§ Source material:
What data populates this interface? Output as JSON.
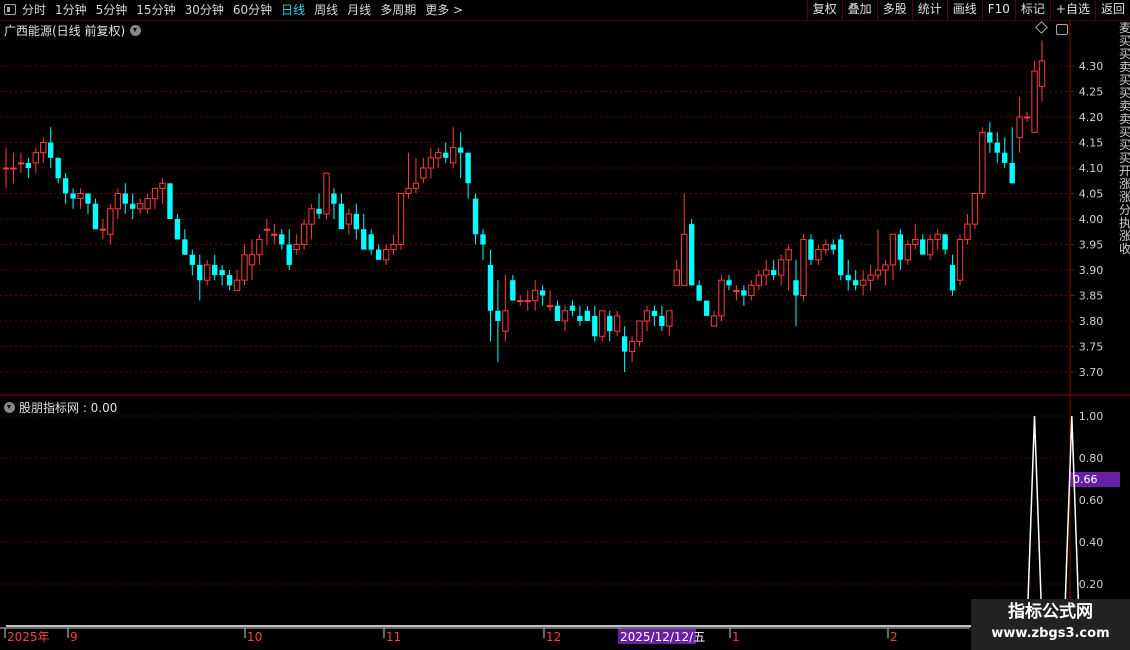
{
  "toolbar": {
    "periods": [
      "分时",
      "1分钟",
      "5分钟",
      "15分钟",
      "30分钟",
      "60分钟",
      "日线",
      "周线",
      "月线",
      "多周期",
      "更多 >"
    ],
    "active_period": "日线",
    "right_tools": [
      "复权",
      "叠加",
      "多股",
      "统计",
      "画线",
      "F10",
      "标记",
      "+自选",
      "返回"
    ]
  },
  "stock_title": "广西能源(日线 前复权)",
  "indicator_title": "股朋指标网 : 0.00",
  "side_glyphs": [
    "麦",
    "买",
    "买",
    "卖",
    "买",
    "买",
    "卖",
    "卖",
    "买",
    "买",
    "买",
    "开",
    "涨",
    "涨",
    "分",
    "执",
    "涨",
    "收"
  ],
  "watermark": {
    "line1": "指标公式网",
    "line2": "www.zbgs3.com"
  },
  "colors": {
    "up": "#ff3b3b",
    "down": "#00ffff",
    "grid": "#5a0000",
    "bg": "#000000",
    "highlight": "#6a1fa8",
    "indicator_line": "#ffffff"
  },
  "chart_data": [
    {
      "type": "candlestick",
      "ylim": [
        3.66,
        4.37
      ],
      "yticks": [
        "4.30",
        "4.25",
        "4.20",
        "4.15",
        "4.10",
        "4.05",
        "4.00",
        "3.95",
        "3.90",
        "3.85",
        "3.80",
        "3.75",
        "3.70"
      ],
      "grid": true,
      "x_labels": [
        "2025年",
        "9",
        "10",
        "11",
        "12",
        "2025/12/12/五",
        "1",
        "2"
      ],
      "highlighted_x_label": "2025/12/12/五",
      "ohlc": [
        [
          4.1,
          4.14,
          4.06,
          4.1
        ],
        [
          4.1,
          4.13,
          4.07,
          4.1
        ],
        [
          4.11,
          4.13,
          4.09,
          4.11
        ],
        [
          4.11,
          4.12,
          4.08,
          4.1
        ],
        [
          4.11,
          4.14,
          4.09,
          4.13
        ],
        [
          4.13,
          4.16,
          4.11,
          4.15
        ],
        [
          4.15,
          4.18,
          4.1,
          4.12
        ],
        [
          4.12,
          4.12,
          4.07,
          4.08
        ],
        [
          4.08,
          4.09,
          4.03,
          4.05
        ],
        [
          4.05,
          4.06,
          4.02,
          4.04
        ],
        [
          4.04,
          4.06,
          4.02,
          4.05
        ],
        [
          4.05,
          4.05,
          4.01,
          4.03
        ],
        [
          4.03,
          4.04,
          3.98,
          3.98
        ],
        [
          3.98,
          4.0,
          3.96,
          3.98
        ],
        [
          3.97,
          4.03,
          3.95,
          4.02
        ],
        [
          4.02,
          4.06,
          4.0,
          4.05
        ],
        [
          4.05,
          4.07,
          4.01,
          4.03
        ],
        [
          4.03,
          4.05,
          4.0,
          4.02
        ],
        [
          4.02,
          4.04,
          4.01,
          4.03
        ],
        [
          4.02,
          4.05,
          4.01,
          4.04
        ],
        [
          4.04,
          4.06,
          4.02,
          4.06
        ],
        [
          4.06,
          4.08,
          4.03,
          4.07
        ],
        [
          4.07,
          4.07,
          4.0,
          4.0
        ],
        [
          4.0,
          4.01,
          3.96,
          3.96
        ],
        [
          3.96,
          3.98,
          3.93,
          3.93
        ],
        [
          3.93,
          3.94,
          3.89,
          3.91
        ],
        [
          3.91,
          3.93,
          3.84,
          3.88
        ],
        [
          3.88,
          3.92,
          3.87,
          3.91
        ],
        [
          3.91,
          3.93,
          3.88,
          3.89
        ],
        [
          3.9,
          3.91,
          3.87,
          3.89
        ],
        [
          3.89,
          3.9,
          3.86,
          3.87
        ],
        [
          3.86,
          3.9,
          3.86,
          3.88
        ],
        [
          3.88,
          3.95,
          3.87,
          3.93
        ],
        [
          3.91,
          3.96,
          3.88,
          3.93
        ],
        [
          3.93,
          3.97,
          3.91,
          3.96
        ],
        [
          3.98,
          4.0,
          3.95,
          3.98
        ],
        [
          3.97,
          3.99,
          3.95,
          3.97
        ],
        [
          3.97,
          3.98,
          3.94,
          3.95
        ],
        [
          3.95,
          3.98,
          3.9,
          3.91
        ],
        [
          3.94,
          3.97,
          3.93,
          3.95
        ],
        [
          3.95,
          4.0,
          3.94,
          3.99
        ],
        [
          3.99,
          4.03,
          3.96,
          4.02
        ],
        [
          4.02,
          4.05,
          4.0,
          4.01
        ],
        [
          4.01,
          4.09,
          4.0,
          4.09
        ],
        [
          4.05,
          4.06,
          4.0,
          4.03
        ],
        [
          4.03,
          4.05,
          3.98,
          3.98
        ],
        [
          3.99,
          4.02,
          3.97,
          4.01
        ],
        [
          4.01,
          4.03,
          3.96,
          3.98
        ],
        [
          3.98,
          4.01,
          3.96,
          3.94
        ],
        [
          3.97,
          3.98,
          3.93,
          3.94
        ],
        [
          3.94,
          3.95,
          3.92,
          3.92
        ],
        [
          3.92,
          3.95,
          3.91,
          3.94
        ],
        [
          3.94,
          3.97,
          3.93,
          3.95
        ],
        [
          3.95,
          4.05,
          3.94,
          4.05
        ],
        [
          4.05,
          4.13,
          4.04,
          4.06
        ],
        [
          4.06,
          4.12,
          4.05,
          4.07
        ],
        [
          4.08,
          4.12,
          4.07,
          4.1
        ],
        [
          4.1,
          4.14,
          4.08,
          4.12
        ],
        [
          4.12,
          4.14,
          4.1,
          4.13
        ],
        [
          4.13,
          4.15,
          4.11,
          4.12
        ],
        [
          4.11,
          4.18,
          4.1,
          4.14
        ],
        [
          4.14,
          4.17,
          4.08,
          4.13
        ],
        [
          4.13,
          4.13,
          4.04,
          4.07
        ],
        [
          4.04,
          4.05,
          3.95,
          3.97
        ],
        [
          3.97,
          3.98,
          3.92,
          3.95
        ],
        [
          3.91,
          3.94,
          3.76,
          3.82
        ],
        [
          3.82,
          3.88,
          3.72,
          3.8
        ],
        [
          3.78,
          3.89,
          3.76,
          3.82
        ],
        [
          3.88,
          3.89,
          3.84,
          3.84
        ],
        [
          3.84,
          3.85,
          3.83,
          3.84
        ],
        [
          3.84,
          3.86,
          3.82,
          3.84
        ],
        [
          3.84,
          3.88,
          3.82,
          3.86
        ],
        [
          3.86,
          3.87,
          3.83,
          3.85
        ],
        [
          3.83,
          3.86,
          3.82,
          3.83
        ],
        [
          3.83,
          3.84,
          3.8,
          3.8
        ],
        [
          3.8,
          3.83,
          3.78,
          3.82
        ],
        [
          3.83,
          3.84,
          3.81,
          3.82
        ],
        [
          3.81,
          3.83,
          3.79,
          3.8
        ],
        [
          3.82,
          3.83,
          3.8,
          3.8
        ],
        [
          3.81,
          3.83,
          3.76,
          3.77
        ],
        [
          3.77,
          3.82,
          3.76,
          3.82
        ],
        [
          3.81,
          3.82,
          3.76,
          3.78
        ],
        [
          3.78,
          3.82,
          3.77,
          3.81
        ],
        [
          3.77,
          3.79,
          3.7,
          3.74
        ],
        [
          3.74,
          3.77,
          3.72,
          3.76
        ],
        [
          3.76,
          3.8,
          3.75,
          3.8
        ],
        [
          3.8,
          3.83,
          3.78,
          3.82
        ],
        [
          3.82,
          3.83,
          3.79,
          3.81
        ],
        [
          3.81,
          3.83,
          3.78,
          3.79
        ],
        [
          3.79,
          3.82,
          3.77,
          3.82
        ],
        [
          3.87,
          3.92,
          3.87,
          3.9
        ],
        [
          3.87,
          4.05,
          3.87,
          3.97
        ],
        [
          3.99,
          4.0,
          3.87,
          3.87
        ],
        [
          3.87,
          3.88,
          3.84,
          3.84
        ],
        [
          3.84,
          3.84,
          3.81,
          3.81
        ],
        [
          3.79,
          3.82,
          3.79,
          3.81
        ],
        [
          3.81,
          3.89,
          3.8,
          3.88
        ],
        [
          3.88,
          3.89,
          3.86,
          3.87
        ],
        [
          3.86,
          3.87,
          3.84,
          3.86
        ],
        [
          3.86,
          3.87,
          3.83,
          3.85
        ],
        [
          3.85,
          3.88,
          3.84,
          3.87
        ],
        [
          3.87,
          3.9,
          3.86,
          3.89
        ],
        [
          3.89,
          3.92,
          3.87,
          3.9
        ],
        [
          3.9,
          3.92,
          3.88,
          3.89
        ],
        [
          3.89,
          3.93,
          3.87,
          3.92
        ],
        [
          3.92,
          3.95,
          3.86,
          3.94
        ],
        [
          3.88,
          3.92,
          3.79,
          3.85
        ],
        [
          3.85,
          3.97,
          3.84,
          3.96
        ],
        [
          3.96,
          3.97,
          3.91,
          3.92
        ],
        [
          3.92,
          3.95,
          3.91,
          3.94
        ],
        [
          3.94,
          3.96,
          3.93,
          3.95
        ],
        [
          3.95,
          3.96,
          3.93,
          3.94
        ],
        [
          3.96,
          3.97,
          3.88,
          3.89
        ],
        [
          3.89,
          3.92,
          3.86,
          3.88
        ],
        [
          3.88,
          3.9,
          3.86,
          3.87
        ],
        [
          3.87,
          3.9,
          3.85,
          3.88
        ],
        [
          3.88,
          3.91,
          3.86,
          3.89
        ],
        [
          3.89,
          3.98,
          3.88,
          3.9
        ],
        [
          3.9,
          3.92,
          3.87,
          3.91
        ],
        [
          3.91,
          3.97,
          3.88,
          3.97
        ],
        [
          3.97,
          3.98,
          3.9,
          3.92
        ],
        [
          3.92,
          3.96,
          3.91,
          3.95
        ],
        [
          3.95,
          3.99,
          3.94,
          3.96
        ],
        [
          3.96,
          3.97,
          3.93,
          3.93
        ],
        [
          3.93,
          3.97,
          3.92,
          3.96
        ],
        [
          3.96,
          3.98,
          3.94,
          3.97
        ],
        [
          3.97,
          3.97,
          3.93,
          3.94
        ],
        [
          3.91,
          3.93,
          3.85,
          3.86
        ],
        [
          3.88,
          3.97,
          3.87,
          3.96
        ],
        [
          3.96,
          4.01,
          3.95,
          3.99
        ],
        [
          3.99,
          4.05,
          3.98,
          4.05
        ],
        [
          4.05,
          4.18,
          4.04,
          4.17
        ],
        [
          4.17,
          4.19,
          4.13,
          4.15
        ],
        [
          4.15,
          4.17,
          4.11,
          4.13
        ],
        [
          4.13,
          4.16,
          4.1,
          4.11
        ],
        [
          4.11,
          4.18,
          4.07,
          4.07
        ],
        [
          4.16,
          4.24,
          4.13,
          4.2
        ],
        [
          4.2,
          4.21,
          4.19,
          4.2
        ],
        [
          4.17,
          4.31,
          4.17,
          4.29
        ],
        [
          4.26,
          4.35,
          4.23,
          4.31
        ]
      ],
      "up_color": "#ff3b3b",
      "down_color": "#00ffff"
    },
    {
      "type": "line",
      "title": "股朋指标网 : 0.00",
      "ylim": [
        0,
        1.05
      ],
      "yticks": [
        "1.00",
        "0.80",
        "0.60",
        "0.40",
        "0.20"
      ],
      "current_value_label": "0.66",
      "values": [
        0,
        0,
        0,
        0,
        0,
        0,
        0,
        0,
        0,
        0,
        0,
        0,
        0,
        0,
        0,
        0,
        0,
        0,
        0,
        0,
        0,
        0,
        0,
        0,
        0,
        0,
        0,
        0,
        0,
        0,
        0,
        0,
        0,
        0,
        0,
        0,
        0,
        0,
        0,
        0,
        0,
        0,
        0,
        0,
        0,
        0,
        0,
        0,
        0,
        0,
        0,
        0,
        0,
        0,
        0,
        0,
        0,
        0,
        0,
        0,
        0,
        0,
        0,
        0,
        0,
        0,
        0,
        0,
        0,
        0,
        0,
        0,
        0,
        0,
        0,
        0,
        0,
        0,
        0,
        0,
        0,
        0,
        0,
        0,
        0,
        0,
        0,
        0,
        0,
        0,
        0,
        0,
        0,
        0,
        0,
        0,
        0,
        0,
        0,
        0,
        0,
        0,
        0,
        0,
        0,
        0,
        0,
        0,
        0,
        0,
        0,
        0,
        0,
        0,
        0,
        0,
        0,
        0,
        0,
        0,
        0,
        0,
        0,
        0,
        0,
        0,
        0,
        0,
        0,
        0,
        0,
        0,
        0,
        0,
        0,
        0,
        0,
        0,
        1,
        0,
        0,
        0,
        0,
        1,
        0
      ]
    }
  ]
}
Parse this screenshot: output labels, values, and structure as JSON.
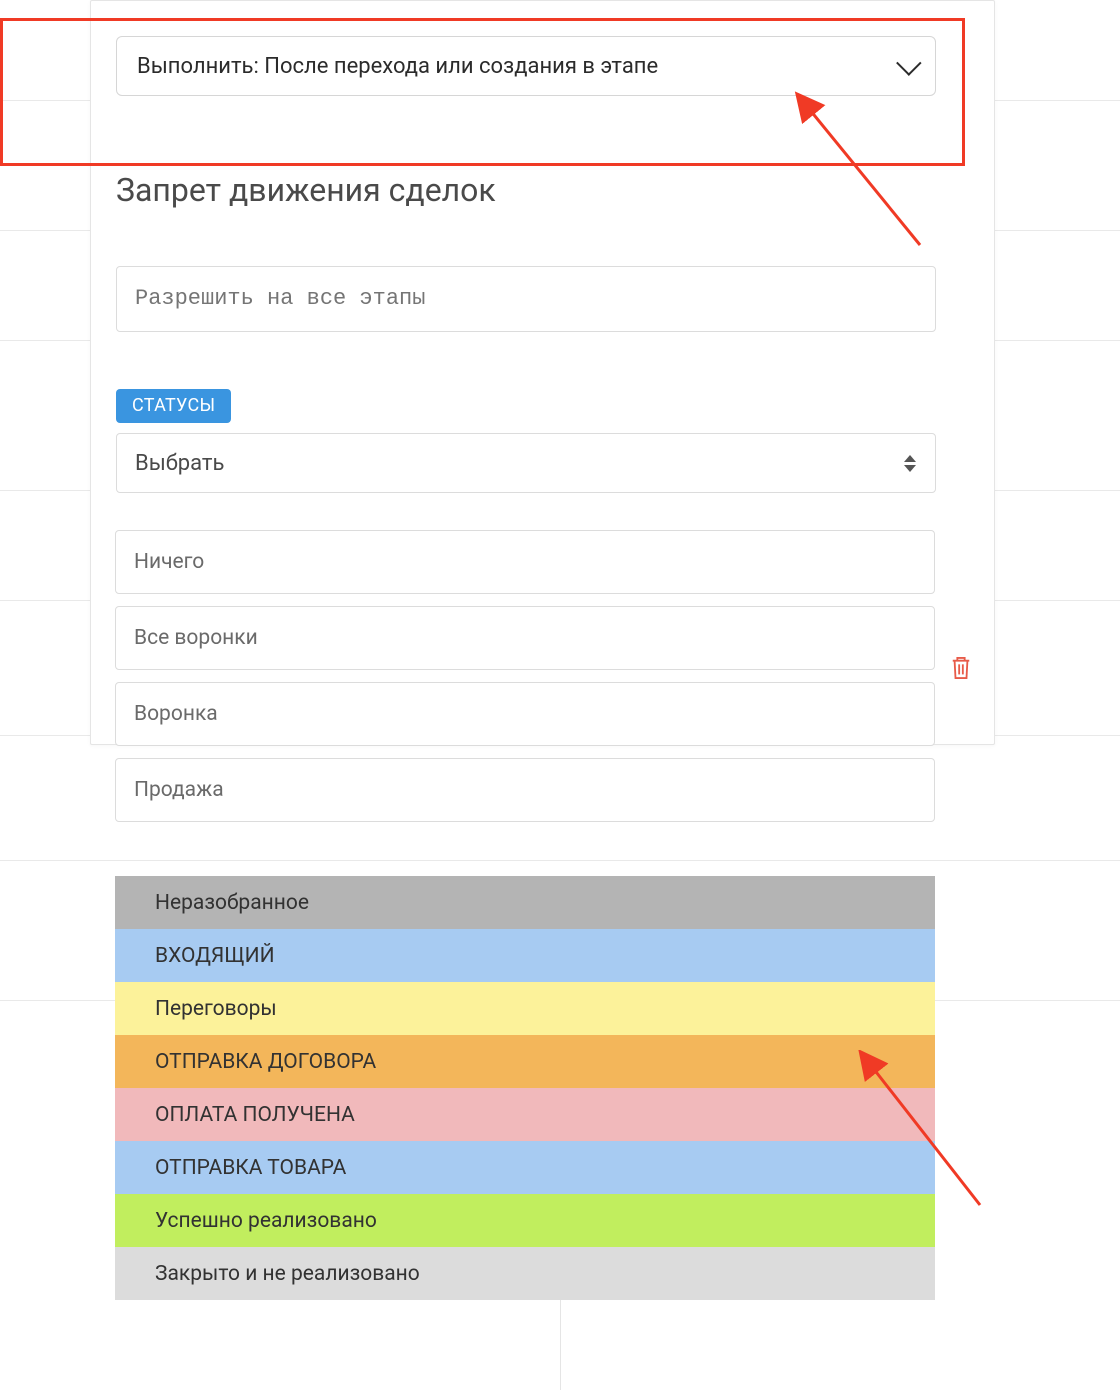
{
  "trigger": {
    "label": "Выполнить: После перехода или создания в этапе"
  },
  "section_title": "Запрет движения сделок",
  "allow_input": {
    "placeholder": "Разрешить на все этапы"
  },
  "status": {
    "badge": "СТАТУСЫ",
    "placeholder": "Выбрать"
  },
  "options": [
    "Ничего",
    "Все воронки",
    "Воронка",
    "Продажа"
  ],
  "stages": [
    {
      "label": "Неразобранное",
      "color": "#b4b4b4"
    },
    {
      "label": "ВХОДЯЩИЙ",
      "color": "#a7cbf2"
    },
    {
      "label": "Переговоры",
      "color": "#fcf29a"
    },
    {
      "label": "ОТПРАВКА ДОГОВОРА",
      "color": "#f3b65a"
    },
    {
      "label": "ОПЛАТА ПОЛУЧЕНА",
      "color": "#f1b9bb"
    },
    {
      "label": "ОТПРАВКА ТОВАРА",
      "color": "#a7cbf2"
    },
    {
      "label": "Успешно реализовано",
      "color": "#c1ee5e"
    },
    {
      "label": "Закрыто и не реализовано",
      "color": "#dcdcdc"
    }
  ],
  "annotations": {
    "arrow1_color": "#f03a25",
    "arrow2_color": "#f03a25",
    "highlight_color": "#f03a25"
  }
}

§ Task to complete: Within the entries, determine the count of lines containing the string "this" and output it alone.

§ Answer section: 2